→ Task directions: Would you write out the entries below word for word, omitting the pictures?

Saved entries
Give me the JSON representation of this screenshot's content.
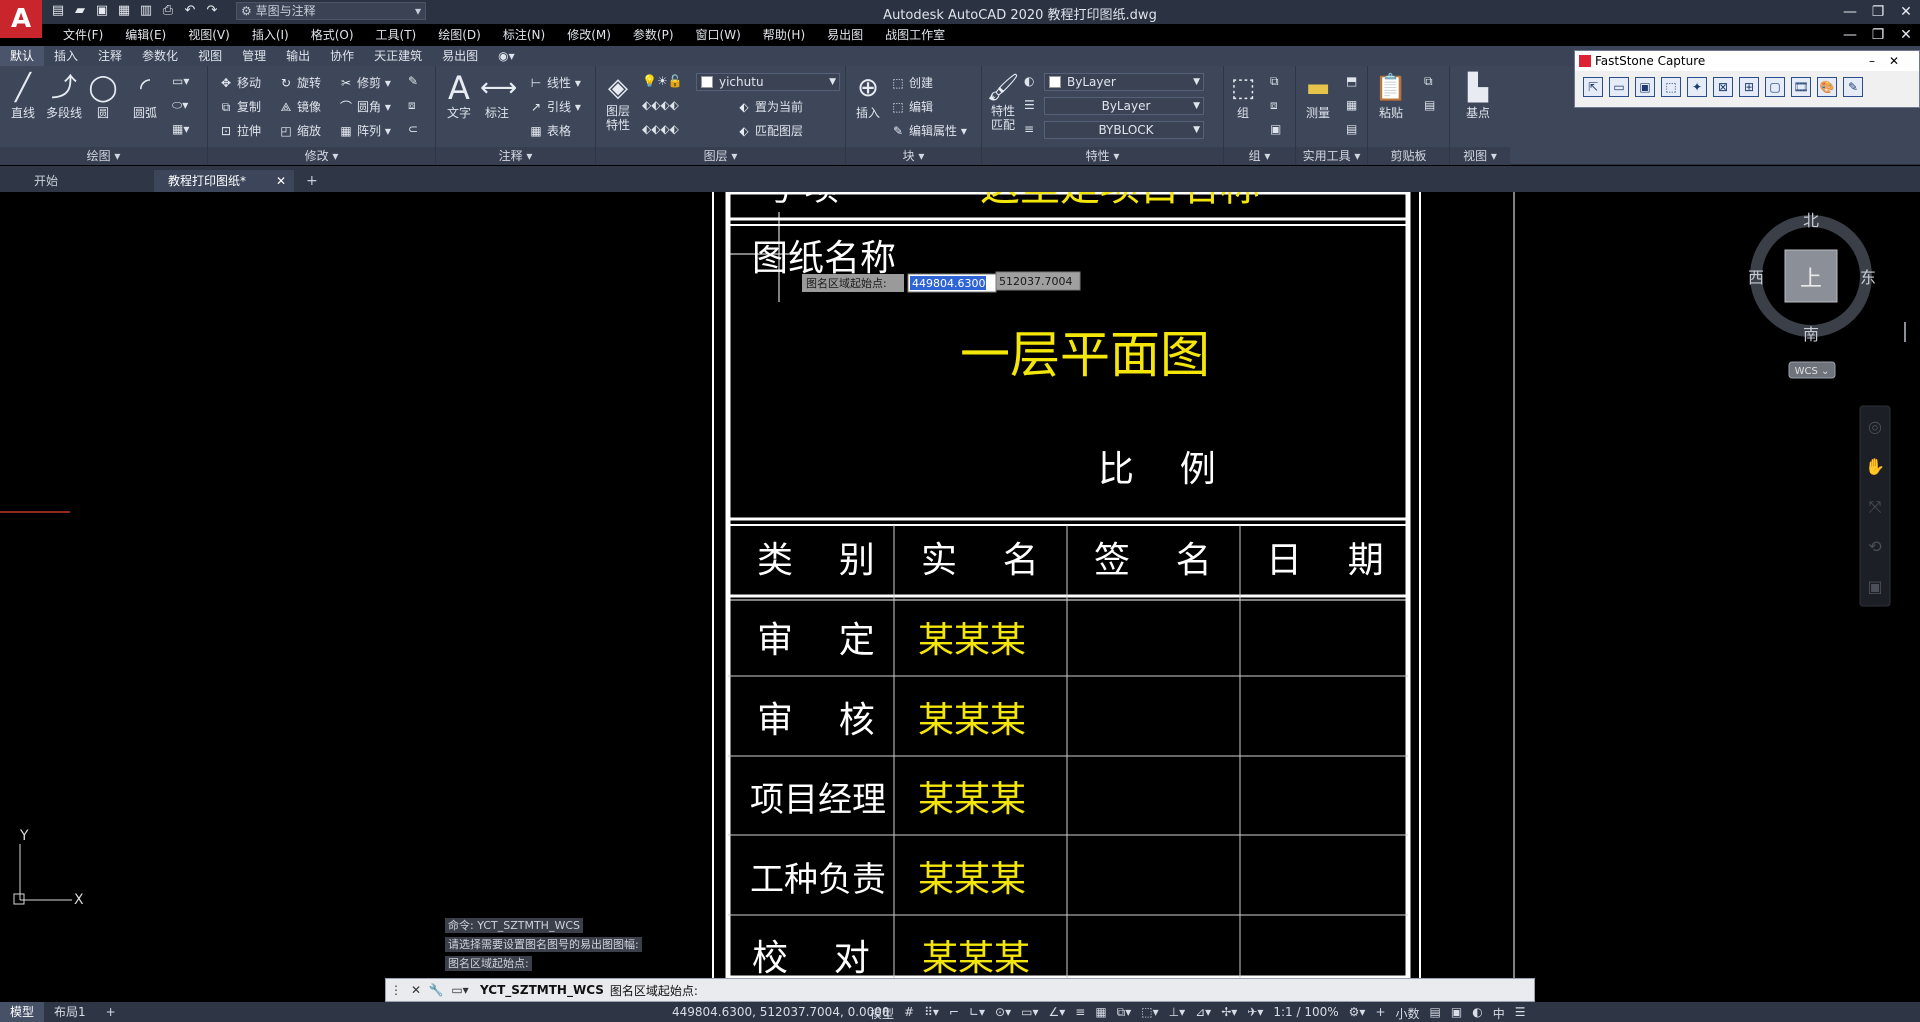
{
  "titlebar": {
    "app_logo": "A",
    "workspace": "草图与注释",
    "title": "Autodesk AutoCAD 2020    教程打印图纸.dwg",
    "window_controls": [
      "—",
      "❐",
      "✕"
    ]
  },
  "menubar": {
    "items": [
      "文件(F)",
      "编辑(E)",
      "视图(V)",
      "插入(I)",
      "格式(O)",
      "工具(T)",
      "绘图(D)",
      "标注(N)",
      "修改(M)",
      "参数(P)",
      "窗口(W)",
      "帮助(H)",
      "易出图",
      "战图工作室"
    ]
  },
  "ribbon_tabs": [
    "默认",
    "插入",
    "注释",
    "参数化",
    "视图",
    "管理",
    "输出",
    "协作",
    "天正建筑",
    "易出图"
  ],
  "ribbon": {
    "draw": {
      "title": "绘图 ▾",
      "line": "直线",
      "polyline": "多段线",
      "circle": "圆",
      "arc": "圆弧"
    },
    "modify": {
      "title": "修改 ▾",
      "move": "移动",
      "rotate": "旋转",
      "trim": "修剪",
      "copy": "复制",
      "mirror": "镜像",
      "fillet": "圆角",
      "stretch": "拉伸",
      "scale": "缩放",
      "array": "阵列"
    },
    "annotation": {
      "title": "注释 ▾",
      "text": "文字",
      "dimension": "标注",
      "linear": "线性",
      "leader": "引线",
      "table": "表格"
    },
    "layers": {
      "title": "图层 ▾",
      "props": "图层\n特性",
      "current_layer": "yichutu",
      "set_current": "置为当前",
      "match_layer": "匹配图层"
    },
    "block": {
      "title": "块 ▾",
      "insert": "插入",
      "create": "创建",
      "edit": "编辑",
      "edit_attr": "编辑属性"
    },
    "properties": {
      "title": "特性 ▾",
      "match": "特性\n匹配",
      "color": "ByLayer",
      "linetype": "ByLayer",
      "lineweight": "BYBLOCK"
    },
    "groups": {
      "title": "组 ▾",
      "group": "组"
    },
    "utilities": {
      "title": "实用工具 ▾",
      "measure": "测量"
    },
    "clipboard": {
      "title": "剪贴板",
      "paste": "粘贴"
    },
    "view": {
      "title": "视图 ▾",
      "base": "基点"
    }
  },
  "faststone": {
    "title": "FastStone Capture",
    "tools": [
      "⇱",
      "▭",
      "▣",
      "⬚",
      "✦",
      "⊠",
      "⊞",
      "▢",
      "🎞",
      "🎨",
      "✎"
    ]
  },
  "file_tabs": {
    "start": "开始",
    "current": "教程打印图纸*",
    "close": "✕",
    "new": "+"
  },
  "drawing": {
    "top_cut_text": "这里是项目名称",
    "top_cut_label": "号  项",
    "drawing_name_label": "图纸名称",
    "drawing_title": "一层平面图",
    "scale_label": "比    例",
    "headers": [
      "类    别",
      "实    名",
      "签    名",
      "日    期"
    ],
    "rows": [
      {
        "category": "审    定",
        "name": "某某某"
      },
      {
        "category": "审    核",
        "name": "某某某"
      },
      {
        "category": "项目经理",
        "name": "某某某"
      },
      {
        "category": "工种负责",
        "name": "某某某"
      },
      {
        "category": "校    对",
        "name": "某某某"
      }
    ],
    "input_prompt": "图名区域起始点:",
    "input_x": "449804.6300",
    "input_y": "512037.7004"
  },
  "viewcube": {
    "north": "北",
    "south": "南",
    "east": "东",
    "west": "西",
    "face": "上",
    "wcs": "WCS ⌄"
  },
  "ucs": {
    "x": "X",
    "y": "Y"
  },
  "command": {
    "history": [
      "命令: YCT_SZTMTH_WCS",
      "请选择需要设置图名图号的易出图图幅:",
      "图名区域起始点:"
    ],
    "current": "YCT_SZTMTH_WCS",
    "prompt": "图名区域起始点:"
  },
  "statusbar": {
    "tabs": [
      "模型",
      "布局1",
      "+"
    ],
    "coords": "449804.6300, 512037.7004, 0.0000",
    "mode": "模型",
    "scale": "1:1 / 100%",
    "units": "小数",
    "ime": "中"
  }
}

→ Answer to this task:
Give me the JSON representation of this screenshot's content.
{
  "titlebar": {
    "app_logo": "A",
    "workspace": "草图与注释",
    "title": "Autodesk AutoCAD 2020    教程打印图纸.dwg",
    "window_controls": [
      "—",
      "❐",
      "✕"
    ]
  },
  "menubar": {
    "items": [
      "文件(F)",
      "编辑(E)",
      "视图(V)",
      "插入(I)",
      "格式(O)",
      "工具(T)",
      "绘图(D)",
      "标注(N)",
      "修改(M)",
      "参数(P)",
      "窗口(W)",
      "帮助(H)",
      "易出图",
      "战图工作室"
    ]
  },
  "ribbon_tabs": [
    "默认",
    "插入",
    "注释",
    "参数化",
    "视图",
    "管理",
    "输出",
    "协作",
    "天正建筑",
    "易出图"
  ],
  "ribbon": {
    "draw": {
      "title": "绘图 ▾",
      "line": "直线",
      "polyline": "多段线",
      "circle": "圆",
      "arc": "圆弧"
    },
    "modify": {
      "title": "修改 ▾",
      "move": "移动",
      "rotate": "旋转",
      "trim": "修剪",
      "copy": "复制",
      "mirror": "镜像",
      "fillet": "圆角",
      "stretch": "拉伸",
      "scale": "缩放",
      "array": "阵列"
    },
    "annotation": {
      "title": "注释 ▾",
      "text": "文字",
      "dimension": "标注",
      "linear": "线性",
      "leader": "引线",
      "table": "表格"
    },
    "layers": {
      "title": "图层 ▾",
      "props": "图层\n特性",
      "current_layer": "yichutu",
      "set_current": "置为当前",
      "match_layer": "匹配图层"
    },
    "block": {
      "title": "块 ▾",
      "insert": "插入",
      "create": "创建",
      "edit": "编辑",
      "edit_attr": "编辑属性"
    },
    "properties": {
      "title": "特性 ▾",
      "match": "特性\n匹配",
      "color": "ByLayer",
      "linetype": "ByLayer",
      "lineweight": "BYBLOCK"
    },
    "groups": {
      "title": "组 ▾",
      "group": "组"
    },
    "utilities": {
      "title": "实用工具 ▾",
      "measure": "测量"
    },
    "clipboard": {
      "title": "剪贴板",
      "paste": "粘贴"
    },
    "view": {
      "title": "视图 ▾",
      "base": "基点"
    }
  },
  "faststone": {
    "title": "FastStone Capture",
    "tools": [
      "⇱",
      "▭",
      "▣",
      "⬚",
      "✦",
      "⊠",
      "⊞",
      "▢",
      "🎞",
      "🎨",
      "✎"
    ]
  },
  "file_tabs": {
    "start": "开始",
    "current": "教程打印图纸*",
    "close": "✕",
    "new": "+"
  },
  "drawing": {
    "top_cut_text": "这里是项目名称",
    "top_cut_label": "号  项",
    "drawing_name_label": "图纸名称",
    "drawing_title": "一层平面图",
    "scale_label": "比    例",
    "headers": [
      "类    别",
      "实    名",
      "签    名",
      "日    期"
    ],
    "rows": [
      {
        "category": "审    定",
        "name": "某某某"
      },
      {
        "category": "审    核",
        "name": "某某某"
      },
      {
        "category": "项目经理",
        "name": "某某某"
      },
      {
        "category": "工种负责",
        "name": "某某某"
      },
      {
        "category": "校    对",
        "name": "某某某"
      }
    ],
    "input_prompt": "图名区域起始点:",
    "input_x": "449804.6300",
    "input_y": "512037.7004"
  },
  "viewcube": {
    "north": "北",
    "south": "南",
    "east": "东",
    "west": "西",
    "face": "上",
    "wcs": "WCS ⌄"
  },
  "ucs": {
    "x": "X",
    "y": "Y"
  },
  "command": {
    "history": [
      "命令: YCT_SZTMTH_WCS",
      "请选择需要设置图名图号的易出图图幅:",
      "图名区域起始点:"
    ],
    "current": "YCT_SZTMTH_WCS",
    "prompt": "图名区域起始点:"
  },
  "statusbar": {
    "tabs": [
      "模型",
      "布局1",
      "+"
    ],
    "coords": "449804.6300, 512037.7004, 0.0000",
    "mode": "模型",
    "scale": "1:1 / 100%",
    "units": "小数",
    "ime": "中"
  }
}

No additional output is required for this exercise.